Apart from the aforementioned, ants as a species exhibit several characteristics that set them apart as way ahead of most other species. Among these characteristics is the extraordinary division of responsibility, a seriousness of purpose and a strict disciplinary order of the highest order. What is more, the ants have a much more developed sense of tactics and strategy in their dealings amongst themselves and with other species than humankind ever did. It is these and allied qualities that set them apart and have enabled them to survive so long against fearful odds. Human beings have been waging a losing war against the ants for as long as one can remember. It requires no great intelligence to surmise as to which species is destined to outlive the other. The aforementioned notwithstanding, one can hardly help noticing with regret that such studies of species such as ants are not leading to the desired conclusions. The anticipated impact on science and environment aside, are there any lessons that humankind is drawing from such insect behaviour? Are we, for instance, assimilating some of their good qualities particularly those that have ensured their survival over the centuries; their tendency to form cohesive, self-generating colonies, for one? Or, for that matter, their lovable habit of minding their own business, without treading on others’ toes, for another. What one needs to conclude from observing the lowly ant is that it hardly pays to throw one’s weight around. If anything, one should learn humility, tolerance and tenacity from this remarkable species of insects. But then, as mankind’s history is witness, it is futile to expect humans to be so humble as to stoop down to the level of lowly insects even if it was for their own good.
The moral — if one were inclined to draw one – is that it would be in the interest of humankind to learn from such species as have not only mastered the art of survival but have actually prospered, at a time when others –ostensibly bigger and more powerful – have fallen by the wayside, unheralded and unsung. Survival – as a deep study of the experience of ants would make clear – depends less on strength and subterfuge and more on self-help and mutual tolerance. Should we not, then, learn from the ants before it is too late? Some hope!
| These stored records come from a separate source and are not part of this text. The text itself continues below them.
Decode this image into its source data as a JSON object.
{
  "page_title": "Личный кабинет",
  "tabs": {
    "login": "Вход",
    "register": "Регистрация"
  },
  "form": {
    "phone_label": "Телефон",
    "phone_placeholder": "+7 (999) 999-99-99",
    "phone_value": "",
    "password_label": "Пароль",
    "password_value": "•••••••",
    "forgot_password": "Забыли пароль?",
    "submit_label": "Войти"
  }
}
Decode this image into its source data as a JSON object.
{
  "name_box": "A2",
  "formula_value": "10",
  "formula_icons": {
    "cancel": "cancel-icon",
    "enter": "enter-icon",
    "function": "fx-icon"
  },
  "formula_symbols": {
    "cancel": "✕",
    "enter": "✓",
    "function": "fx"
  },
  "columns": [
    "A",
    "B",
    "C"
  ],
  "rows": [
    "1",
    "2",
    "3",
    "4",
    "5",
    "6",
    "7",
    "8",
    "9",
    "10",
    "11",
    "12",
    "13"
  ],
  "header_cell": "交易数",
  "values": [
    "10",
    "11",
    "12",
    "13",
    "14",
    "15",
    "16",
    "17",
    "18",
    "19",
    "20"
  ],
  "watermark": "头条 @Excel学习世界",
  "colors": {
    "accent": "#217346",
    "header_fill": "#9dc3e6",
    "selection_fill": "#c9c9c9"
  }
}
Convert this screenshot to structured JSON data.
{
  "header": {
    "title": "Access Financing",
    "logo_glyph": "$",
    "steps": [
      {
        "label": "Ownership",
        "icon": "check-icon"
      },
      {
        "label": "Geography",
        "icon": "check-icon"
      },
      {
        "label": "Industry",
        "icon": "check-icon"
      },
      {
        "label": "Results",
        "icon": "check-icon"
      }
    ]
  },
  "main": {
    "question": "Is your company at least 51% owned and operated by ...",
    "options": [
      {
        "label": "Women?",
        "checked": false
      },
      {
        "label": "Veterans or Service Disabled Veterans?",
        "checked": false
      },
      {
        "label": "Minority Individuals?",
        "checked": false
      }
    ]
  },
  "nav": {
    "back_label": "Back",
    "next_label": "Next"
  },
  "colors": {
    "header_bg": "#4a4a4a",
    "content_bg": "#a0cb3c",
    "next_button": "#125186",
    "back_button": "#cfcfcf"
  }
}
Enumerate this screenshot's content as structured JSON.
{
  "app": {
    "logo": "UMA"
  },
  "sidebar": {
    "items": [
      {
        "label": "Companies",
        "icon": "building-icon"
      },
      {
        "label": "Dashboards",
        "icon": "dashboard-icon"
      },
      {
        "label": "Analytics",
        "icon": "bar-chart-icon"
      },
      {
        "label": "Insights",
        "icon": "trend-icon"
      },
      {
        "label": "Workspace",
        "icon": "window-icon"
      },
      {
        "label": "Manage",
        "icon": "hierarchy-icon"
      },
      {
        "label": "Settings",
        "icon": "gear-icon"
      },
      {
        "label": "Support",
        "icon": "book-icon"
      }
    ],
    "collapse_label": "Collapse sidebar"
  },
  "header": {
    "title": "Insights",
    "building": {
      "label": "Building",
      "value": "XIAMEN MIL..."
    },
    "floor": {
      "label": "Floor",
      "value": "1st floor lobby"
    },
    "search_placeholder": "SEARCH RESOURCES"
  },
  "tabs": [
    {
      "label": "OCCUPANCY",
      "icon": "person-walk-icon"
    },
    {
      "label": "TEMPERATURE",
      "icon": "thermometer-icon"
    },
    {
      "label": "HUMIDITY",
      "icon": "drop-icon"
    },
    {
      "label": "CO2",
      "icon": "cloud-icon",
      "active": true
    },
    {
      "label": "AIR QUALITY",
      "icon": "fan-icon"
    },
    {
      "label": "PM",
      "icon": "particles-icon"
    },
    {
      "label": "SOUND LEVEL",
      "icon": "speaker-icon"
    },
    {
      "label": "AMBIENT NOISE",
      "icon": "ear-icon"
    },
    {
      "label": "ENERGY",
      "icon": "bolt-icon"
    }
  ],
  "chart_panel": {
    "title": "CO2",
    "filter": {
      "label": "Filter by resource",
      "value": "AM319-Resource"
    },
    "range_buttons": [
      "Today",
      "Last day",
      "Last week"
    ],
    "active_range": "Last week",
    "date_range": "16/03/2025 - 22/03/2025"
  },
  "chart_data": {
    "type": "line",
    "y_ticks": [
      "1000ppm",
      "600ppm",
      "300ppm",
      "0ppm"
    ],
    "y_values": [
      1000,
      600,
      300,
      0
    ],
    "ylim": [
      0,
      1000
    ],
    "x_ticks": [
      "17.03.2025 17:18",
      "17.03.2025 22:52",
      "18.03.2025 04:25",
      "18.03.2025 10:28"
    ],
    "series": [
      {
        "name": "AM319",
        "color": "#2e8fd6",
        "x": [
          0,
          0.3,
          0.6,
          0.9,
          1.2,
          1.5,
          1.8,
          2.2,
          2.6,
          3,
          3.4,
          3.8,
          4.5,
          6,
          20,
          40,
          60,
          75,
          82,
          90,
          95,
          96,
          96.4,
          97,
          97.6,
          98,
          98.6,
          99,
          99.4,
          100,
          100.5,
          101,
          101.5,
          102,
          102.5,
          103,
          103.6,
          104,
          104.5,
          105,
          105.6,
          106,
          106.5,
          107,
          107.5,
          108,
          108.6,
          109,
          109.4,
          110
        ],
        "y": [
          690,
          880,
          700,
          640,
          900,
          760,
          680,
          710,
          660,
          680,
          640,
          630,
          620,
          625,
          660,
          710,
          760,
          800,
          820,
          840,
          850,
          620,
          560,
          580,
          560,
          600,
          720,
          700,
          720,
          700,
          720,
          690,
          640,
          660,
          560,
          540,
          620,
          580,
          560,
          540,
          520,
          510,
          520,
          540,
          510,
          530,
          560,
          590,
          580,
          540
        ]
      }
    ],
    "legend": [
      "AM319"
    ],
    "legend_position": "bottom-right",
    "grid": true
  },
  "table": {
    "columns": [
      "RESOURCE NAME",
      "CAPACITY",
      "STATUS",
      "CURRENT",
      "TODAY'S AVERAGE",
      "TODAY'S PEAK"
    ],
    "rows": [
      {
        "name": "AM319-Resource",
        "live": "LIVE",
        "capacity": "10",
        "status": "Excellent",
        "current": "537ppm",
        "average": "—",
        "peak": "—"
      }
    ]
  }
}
— The writer is a former ambassador and former assistant secretary general of OIC.